Wisdom belongs to those who seek advice - Proverbs 13:10b
First of all, I want to thank the entire congregation for the celebration last month of my first 18 years at Temple Sholom. I was touched to see so many who were able to be there for the dinner and service, or sent kind regrets; those who have contributed memories or thoughts to the scrapbook, and those congregational alumni who sent words to be read at the service. It was wonderful to be able to look back with all of you and now to continue to dream forward.
Speaking at the service, I was drawn to the depiction of the bush burning unconsumed on our Ark. Rabbi Lawrence Kushner explains that the miracle is not the bush itself, but that Moses took the time to notice that it burned without becoming burnt out. What is the secret of continuing to give light, to constantly renew oneself, without running out of fuel? That is my challenge at what may be the midpoint of my rabbinic career. How do I continue to inspire the congregation? By being inspired in turn.
At the service, I shared that I would like to spend time with you, as individual congregants, to discover what brought you into the congregation, what inspires you, and thereby, where we can all go together. As some congregants know, I am always happy to go to lunch. For those of you who are able to take time for lunch in our area, let’s find a time to sit down and talk. If lunch is not possible in your schedule, perhaps we can find time for coffee in a morning or evening, or on a weekend. I will be reaching out to some congregants - but there are a lot of you. If I have not gotten to you yet, please reach out to me.

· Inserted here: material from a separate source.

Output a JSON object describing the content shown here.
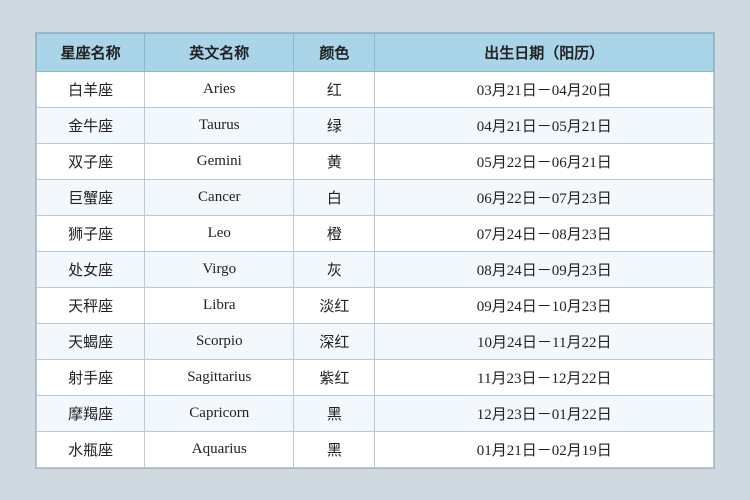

Ben Zoma asks, “Who is wise? The one who learns from everyone.” (Pirke Avot 4:1) That is a rather large task, but there is a Torah that is each of us, and we teach by sharing who we are. As quoted above, Proverbs says, “Wisdom belongs to those who seek advice.” Advice is often freely given, and even without asking, but the learning behind that advice is only found through deeper listening.
In looking back over my past 18 years, we have talked about being a reflective congregation - on that learns from its experiences, and changes in order to grow. The way that we reflect is by knowing who we are. We are a congregation that cares about each other - not only to we show caring by paying attention to others in our community, but we build that community by deepening our ties. So, as I set out to learn from each of you - I challenge you to learn from each other as well. Be bold - approach a fellow congregant whom you know only in passing and invite them and their family over for Shabbat dinner. If you are a little less bold, then start up a conversation at an oneg or social event. You may have something in common. They may have a different opinion that expands your view of the world. Seek out their wisdom and honor it. Thank them for sharing.

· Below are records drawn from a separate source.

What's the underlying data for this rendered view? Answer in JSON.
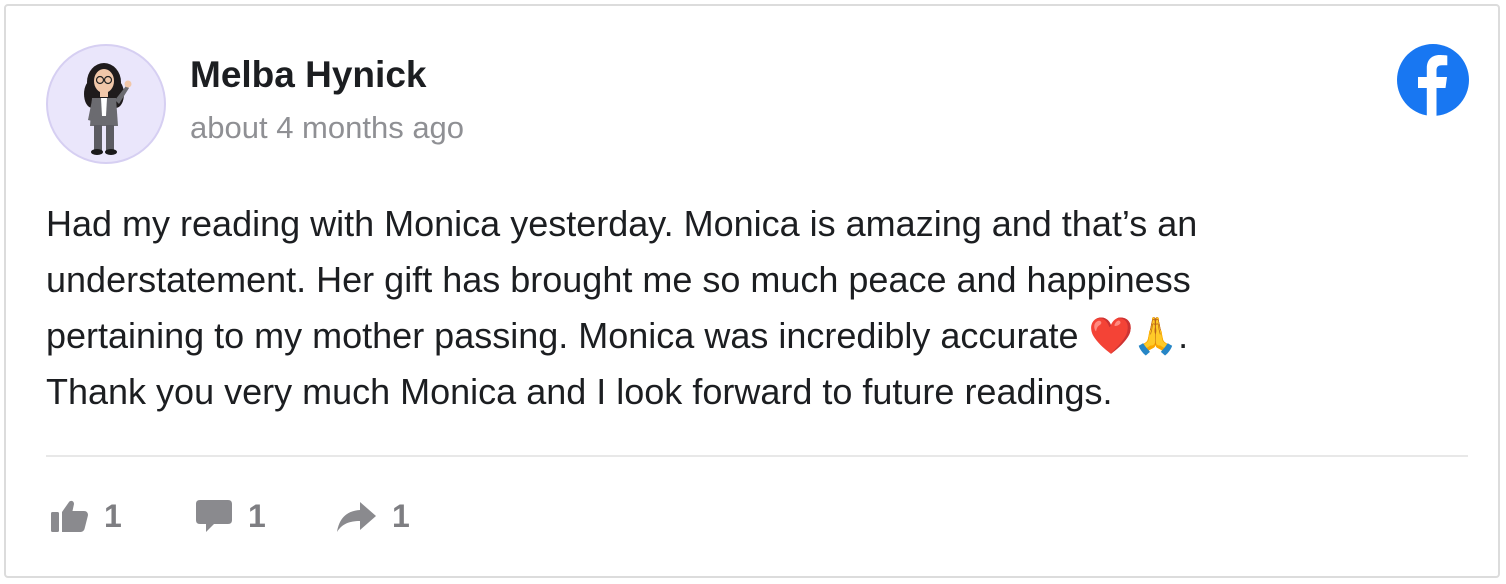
{
  "post": {
    "author": "Melba Hynick",
    "timestamp": "about 4 months ago",
    "source_icon": "facebook-logo-icon",
    "body_lines": [
      "Had my reading with Monica yesterday. Monica is amazing and that’s an",
      "understatement. Her gift has brought me so much peace and happiness",
      "pertaining to my mother passing. Monica was incredibly accurate ❤️🙏.",
      "Thank you very much Monica and I look forward to future readings."
    ]
  },
  "actions": {
    "like": {
      "icon": "thumbs-up-icon",
      "count": "1"
    },
    "comment": {
      "icon": "comment-icon",
      "count": "1"
    },
    "share": {
      "icon": "share-arrow-icon",
      "count": "1"
    }
  },
  "colors": {
    "facebook_blue": "#1877f2",
    "text": "#1c1e21",
    "muted": "#8f9094",
    "action_icon": "#8a8a8e"
  }
}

When the sage Hillel was stumped for the answer to a question of Jewish law, he decided to crowdsource. He said, “But leave it to the Jewish people; if they are not prophets to whom God has revealed His secrets, they are the sons of prophets, and will certainly do the right thing on their own.” (Pesachim 66a). We are the great-grandsons of those prophets, and between us, we know the right thing as well, we just need to listen to each other to figure it out.
Rabbi Joel N. Abraham